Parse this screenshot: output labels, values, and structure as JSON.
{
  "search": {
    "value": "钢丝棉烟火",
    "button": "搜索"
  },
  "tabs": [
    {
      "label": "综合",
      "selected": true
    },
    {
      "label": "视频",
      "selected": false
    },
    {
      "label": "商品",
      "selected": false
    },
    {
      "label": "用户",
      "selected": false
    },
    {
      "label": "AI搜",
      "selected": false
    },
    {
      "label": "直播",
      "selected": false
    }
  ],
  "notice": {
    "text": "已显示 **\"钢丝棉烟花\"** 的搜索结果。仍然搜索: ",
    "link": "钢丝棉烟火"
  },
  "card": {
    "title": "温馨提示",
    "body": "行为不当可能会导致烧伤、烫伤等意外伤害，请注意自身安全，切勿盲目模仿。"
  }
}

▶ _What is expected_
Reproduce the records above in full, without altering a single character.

▶ _Result_
Parse this screenshot: output labels, values, and structure as JSON.
{
  "search": {
    "value": "钢丝棉烟火",
    "button": "搜索"
  },
  "tabs": [
    {
      "label": "综合",
      "selected": true
    },
    {
      "label": "视频",
      "selected": false
    },
    {
      "label": "商品",
      "selected": false
    },
    {
      "label": "用户",
      "selected": false
    },
    {
      "label": "AI搜",
      "selected": false
    },
    {
      "label": "直播",
      "selected": false
    }
  ],
  "notice": {
    "text": "已显示 **\"钢丝棉烟花\"** 的搜索结果。仍然搜索: ",
    "link": "钢丝棉烟火"
  },
  "card": {
    "title": "温馨提示",
    "body": "行为不当可能会导致烧伤、烫伤等意外伤害，请注意自身安全，切勿盲目模仿。"
  }
}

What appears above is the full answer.